Which bird displays the chicks in winter?
Not so many birds lead offspring in a fierce cold. Is that the penguins, but on their snowy continent is always cold, so that other options they simply do not. But in our forests, too, there are bold extreme birds. Let's find out who breeds the chicks in winter and why it happens.
Who is a scam?
There is a feathered bird in the coniferous forestscrossbill. The size of this bird is larger than the sparrow, but smaller than the starling. This bird is unique. The fact is that the clyster brings out the chicks in the winter. This is an amazing fact, but there is an explanation for this fact. And the explanation is that the claws eat seeds of cones, more often spruce, but they are also suitable for pine and fir. By the way, that's why the beak of the claw has such an unusual cross-shaped shape: it's very convenient to extract seeds from cones with such a beak!
"Spruce porridge" for kids
The chicks feed their chicks with "spruce porridge"seeds of spruce cones, which adult birds in their beaks are ground and moistened with saliva. And the chicks eat a lot of such "porridge" during the day! In coniferous forests, cones ripen just in the coldest, that's why the claws bring out the young in the winter. At other times of the year, when there is not so much ripe seed, the kids simply have nothing to feed!
Klest - selfless parents
In anticipation of offspring, the clerks arrange a cozya nest in spruce branches, warming it from within with soft materials: moss, wool, feathers and down. In this nest, the female lays 3 to 5 eggs and incubates the masonry for two weeks. At this time her feeding daddy-cattle. Babies hatch quite helpless, parents help them survive: Mom warms with her warmth, Dad brings food.
Parents have been forced to feed theirchildren. Firstly, because they are small and still do not know how to fly. Secondly, their beaks are still straight, and such a beak of seeds from a cone you will not get. Over time, kids grow up, stand on the wing, their beaks get a cross-shaped shape and they become completely independent. Thanks to the fir cones, which, ripening for the winter, give the chicks an opportunity to survive and gain strength!
So we found out who breeds the chicks in winter andwhy in winter, and not in summer, like other birds.
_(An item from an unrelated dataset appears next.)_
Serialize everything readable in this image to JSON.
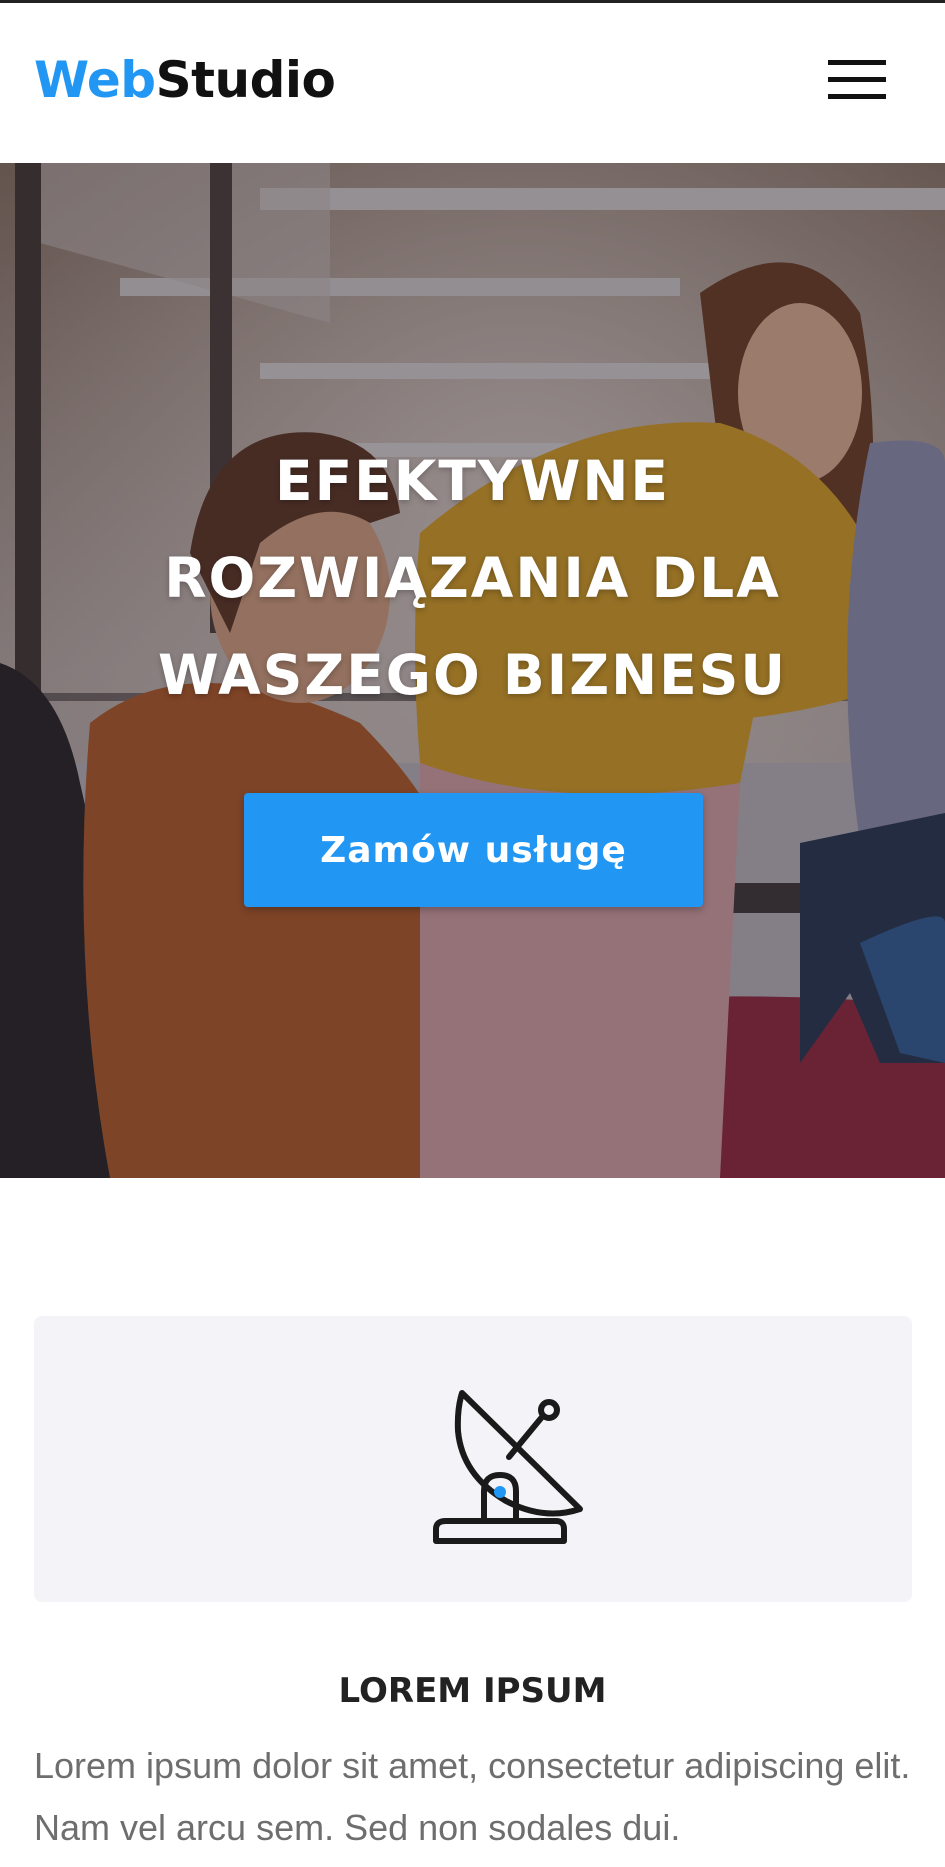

The remaining birds need insects to feed their offspring, which, of course, can not be found in the winter. But flies do not need butterfly flies, give them bumps!